* _Work item_: Count, in the listing that follows, every line containing the word "منطقه". Give the number by itself.

--- Exercise material Enclosed Below ---

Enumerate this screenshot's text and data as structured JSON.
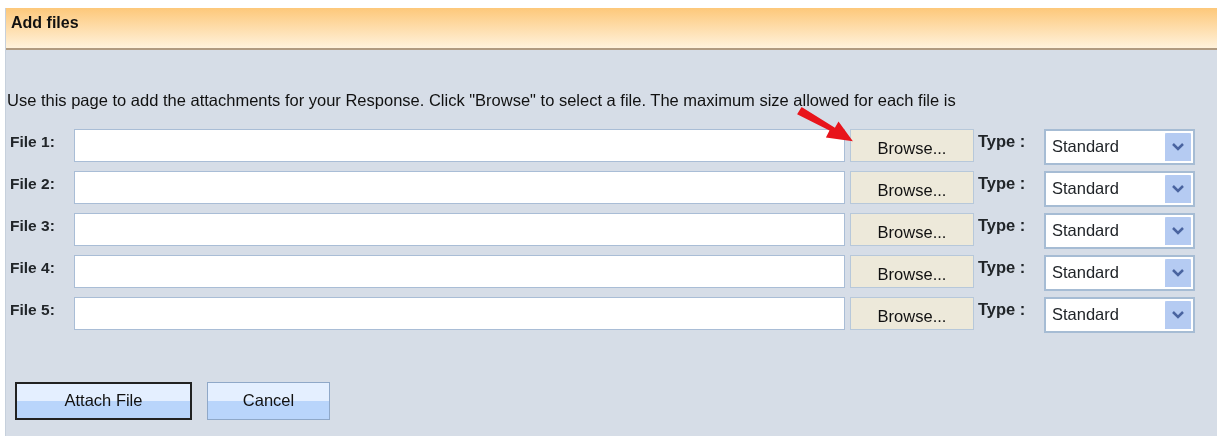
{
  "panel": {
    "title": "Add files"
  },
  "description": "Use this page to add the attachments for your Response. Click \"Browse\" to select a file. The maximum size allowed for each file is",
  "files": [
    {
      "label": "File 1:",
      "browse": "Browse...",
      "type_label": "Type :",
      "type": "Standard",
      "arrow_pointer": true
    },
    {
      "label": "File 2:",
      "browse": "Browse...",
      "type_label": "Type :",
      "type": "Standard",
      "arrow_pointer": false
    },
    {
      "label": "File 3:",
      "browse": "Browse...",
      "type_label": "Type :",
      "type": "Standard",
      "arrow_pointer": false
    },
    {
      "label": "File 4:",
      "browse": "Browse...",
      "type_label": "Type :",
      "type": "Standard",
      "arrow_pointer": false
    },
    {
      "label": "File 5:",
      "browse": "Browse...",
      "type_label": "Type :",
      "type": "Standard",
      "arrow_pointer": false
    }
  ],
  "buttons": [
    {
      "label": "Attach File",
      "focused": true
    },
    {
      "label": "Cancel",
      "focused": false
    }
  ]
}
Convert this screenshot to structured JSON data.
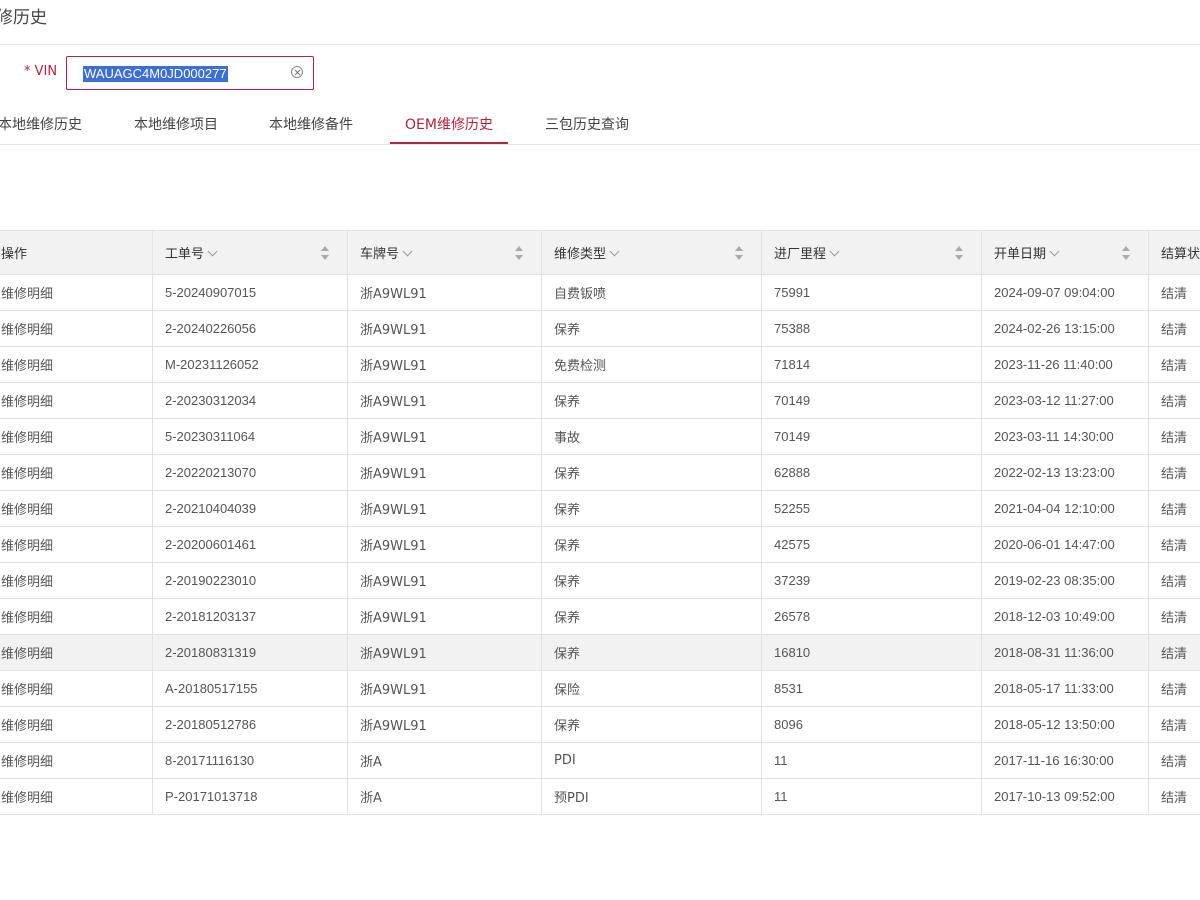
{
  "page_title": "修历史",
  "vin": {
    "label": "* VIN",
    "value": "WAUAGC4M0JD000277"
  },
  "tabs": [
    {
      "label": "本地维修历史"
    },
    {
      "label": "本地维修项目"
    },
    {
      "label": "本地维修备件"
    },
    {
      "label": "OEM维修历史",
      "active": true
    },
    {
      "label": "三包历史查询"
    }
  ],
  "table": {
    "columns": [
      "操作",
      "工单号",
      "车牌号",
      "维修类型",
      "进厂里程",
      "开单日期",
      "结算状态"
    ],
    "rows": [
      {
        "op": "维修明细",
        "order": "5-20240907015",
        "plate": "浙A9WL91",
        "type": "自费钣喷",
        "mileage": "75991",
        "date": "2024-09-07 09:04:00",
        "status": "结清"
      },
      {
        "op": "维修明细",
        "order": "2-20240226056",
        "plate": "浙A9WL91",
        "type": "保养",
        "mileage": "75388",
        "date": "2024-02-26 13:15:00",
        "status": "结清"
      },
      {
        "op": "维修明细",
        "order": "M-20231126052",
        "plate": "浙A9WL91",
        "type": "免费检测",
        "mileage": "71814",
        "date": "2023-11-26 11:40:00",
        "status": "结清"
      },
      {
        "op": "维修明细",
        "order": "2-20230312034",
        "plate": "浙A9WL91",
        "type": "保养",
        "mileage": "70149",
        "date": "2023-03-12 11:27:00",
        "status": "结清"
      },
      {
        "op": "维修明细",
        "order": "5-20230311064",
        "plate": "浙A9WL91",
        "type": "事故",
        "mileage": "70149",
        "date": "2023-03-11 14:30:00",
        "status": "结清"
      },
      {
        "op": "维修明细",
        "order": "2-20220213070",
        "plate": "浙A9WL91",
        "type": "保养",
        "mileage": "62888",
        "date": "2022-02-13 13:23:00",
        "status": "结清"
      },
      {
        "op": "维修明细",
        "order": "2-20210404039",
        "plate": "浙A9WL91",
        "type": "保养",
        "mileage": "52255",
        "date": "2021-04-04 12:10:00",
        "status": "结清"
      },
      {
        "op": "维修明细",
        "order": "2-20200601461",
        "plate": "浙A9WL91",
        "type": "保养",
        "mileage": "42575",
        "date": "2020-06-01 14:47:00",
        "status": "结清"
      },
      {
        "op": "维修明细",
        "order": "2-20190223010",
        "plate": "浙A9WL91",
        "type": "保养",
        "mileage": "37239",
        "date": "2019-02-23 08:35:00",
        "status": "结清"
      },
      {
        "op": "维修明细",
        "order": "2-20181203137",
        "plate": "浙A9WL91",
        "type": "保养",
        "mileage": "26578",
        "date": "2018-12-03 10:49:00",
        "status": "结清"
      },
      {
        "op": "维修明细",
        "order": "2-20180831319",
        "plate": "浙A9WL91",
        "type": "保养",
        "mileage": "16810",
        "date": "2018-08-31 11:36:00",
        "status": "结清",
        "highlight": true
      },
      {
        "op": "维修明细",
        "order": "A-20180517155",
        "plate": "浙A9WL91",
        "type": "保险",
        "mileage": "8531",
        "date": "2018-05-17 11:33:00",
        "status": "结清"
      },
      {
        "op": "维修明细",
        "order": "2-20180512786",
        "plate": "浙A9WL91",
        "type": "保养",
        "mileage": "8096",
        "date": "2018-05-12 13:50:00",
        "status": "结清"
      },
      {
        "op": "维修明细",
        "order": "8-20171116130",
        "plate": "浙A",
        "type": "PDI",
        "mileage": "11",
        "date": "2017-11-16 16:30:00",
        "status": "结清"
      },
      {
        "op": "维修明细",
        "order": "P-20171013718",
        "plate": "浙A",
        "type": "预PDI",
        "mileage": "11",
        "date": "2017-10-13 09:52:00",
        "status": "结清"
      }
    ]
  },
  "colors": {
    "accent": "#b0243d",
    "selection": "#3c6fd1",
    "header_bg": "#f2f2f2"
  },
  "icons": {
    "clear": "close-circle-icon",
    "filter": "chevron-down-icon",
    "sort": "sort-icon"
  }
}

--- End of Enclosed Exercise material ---
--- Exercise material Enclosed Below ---

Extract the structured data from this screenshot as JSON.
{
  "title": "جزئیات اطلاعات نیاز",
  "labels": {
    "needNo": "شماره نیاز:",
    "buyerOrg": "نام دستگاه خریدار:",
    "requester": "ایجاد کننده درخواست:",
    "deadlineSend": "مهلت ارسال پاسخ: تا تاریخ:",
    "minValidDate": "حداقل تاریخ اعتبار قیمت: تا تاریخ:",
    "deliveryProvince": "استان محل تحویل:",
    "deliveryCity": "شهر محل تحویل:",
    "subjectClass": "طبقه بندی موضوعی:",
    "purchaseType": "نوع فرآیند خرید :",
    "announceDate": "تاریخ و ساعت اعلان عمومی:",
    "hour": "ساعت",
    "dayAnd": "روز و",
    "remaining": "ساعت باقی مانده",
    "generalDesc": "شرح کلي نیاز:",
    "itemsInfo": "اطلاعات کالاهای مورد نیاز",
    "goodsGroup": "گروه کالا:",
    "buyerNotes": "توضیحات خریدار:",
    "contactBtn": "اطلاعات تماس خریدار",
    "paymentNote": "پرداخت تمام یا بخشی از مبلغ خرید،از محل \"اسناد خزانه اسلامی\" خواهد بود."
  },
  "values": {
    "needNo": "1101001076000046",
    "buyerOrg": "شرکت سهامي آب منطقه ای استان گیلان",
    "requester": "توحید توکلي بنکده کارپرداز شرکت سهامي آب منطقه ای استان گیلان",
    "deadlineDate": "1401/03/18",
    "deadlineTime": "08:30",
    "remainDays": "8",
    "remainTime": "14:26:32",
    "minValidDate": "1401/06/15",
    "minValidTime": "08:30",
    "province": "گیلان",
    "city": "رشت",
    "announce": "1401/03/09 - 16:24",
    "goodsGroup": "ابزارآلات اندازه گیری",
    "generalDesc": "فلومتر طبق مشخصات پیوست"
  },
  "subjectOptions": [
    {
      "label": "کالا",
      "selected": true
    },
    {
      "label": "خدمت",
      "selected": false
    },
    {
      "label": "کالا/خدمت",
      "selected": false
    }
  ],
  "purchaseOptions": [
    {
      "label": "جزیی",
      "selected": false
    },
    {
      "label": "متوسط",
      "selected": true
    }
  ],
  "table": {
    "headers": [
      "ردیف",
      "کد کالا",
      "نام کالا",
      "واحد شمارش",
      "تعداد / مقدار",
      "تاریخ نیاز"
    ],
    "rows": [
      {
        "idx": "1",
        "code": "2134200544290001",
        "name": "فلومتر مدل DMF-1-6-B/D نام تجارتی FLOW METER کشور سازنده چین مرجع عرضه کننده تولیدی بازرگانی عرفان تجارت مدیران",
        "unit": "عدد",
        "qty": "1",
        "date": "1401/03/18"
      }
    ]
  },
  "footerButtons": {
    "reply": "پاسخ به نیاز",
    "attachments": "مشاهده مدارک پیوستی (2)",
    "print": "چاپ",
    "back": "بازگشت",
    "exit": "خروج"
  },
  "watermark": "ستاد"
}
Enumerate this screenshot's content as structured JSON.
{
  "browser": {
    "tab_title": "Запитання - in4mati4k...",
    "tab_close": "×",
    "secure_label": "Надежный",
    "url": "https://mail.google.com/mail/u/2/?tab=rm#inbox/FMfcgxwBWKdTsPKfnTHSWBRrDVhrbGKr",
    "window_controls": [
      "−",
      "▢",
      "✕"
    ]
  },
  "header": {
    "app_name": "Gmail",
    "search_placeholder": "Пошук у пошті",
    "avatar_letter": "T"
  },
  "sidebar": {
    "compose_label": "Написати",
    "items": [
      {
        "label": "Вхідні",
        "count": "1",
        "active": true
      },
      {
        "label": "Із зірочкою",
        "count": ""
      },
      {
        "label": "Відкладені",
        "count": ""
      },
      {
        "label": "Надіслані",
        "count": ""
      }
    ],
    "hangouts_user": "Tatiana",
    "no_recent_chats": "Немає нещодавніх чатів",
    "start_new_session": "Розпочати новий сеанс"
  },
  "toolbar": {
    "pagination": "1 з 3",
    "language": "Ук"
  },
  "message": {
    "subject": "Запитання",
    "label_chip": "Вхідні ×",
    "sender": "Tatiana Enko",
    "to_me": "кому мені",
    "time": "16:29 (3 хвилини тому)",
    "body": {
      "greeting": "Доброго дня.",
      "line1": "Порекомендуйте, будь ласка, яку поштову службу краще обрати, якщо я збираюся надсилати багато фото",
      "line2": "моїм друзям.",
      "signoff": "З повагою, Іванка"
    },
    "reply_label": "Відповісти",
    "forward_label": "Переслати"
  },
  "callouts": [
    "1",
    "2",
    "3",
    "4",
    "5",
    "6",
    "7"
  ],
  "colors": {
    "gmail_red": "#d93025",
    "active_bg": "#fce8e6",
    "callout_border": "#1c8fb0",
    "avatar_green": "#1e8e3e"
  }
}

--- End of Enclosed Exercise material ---

* _Exercise solution_: 2